··· PROVIDED ENTRIES

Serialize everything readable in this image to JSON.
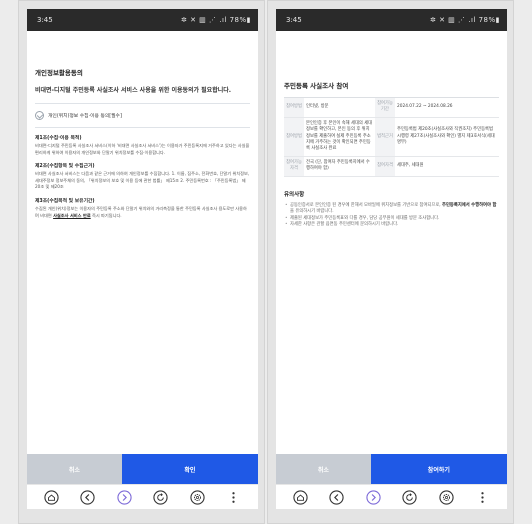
{
  "status": {
    "time": "3:45",
    "icons": "✲ ✕ ▥ ⋰ .ıl 78%▮"
  },
  "left": {
    "title": "개인정보활용동의",
    "subtitle": "비대면-디지털 주민등록 사실조사 서비스 사용을 위한 이용동의가 필요합니다.",
    "agree_label": "개인(위치)정보 수집·이용 동의[필수]",
    "sections": [
      {
        "title": "제1조(수집·이용 목적)",
        "body": "비대면-디지털 주민등록 사실조사 서비스(이하 '비대면 사실조사 서비스')는 이용자가 주민등록지에 거주하고 있다는 사실을 편리하게 위하여 이용자의 개인정보와 단말기 위치정보를 수집·이용합니다."
      },
      {
        "title": "제2조(수집항목 및 수집근거)",
        "body": "비대면 사실조사 서비스는 다음과 같은 근거에 의하여 개인정보를 수집합니다. 1. 이름, 집주소, 전화번호, 단말기 위치정보, 세대주정보 정보주체의 동의, 「위치정보의 보호 및 이용 등에 관한 법률」 제15조 2. 주민등록번호 : 「주민등록법」 제20조 및 제20조"
      },
      {
        "title": "제3조(수집목적 및 보유기간)",
        "body": "수집된 개인(위치)정보는 이용자의 주민등록 주소와 단말기 위치와의 거리측정을 통한 주민등록 사실조사 용도로만 사용하며 비대면 ",
        "body_bold": "사실조사 서비스 만료",
        "body_tail": " 즉시 파기됩니다."
      }
    ],
    "cancel_label": "취소",
    "confirm_label": "확인"
  },
  "right": {
    "title": "주민등록 사실조사 참여",
    "table": {
      "row1": {
        "h1": "참여방법",
        "v1": "인터넷, 방문",
        "h2": "참여가능기간",
        "v2": "2024.07.22 ~ 2024.08.26"
      },
      "row2": {
        "h1": "참여방법",
        "v1": "본인인증 후 본인이 속해 세대의 세대정보를 확인하고, 본인 동의 후 위치정보를 제출하여 실제 주민등록 주소지에 거주하는 것이 확인되면 주민등록 사실조사 완료",
        "h2": "법적근거",
        "v2": "주민등록법 제20조(사실조사와 직권조치) 주민등록법 시행령 제27조(사실조사와 확인) 별지 제3호서식(세대명부)"
      },
      "row3": {
        "h1": "참여가능자격",
        "v1": "전국 (단, 참여자 주민등록지에서 수행하여야 함)",
        "h2": "참여자격",
        "v2": "세대주, 세대원"
      }
    },
    "notice_title": "유의사항",
    "notices": [
      {
        "pre": "공동인증서로 본인인증 된 경우에 한해서 모바일에 위치정보를 기반으로 참여되므로, ",
        "bold": "주민등록지에서 수행하여야 함",
        "post": "을 유의하시기 바랍니다."
      },
      {
        "pre": "제출된 세대정보가 주민등록표와 다를 경우, 담당 공무원이 세대를 방문 조사합니다.",
        "bold": "",
        "post": ""
      },
      {
        "pre": "자세한 사항은 관할 읍면동 주민센터에 문의하시기 바랍니다.",
        "bold": "",
        "post": ""
      }
    ],
    "cancel_label": "취소",
    "join_label": "참여하기"
  },
  "colors": {
    "primary": "#1f59e6",
    "cancel": "#c7ccd3",
    "statusbar": "#2a2a2a"
  },
  "nav_icons": [
    "home-icon",
    "back-icon",
    "forward-icon",
    "refresh-icon",
    "settings-icon",
    "more-icon"
  ]
}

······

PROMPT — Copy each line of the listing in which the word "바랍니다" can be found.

ANSWER SECTION —
        "post": "을 유의하시기 바랍니다."
        "pre": "자세한 사항은 관할 읍면동 주민센터에 문의하시기 바랍니다.",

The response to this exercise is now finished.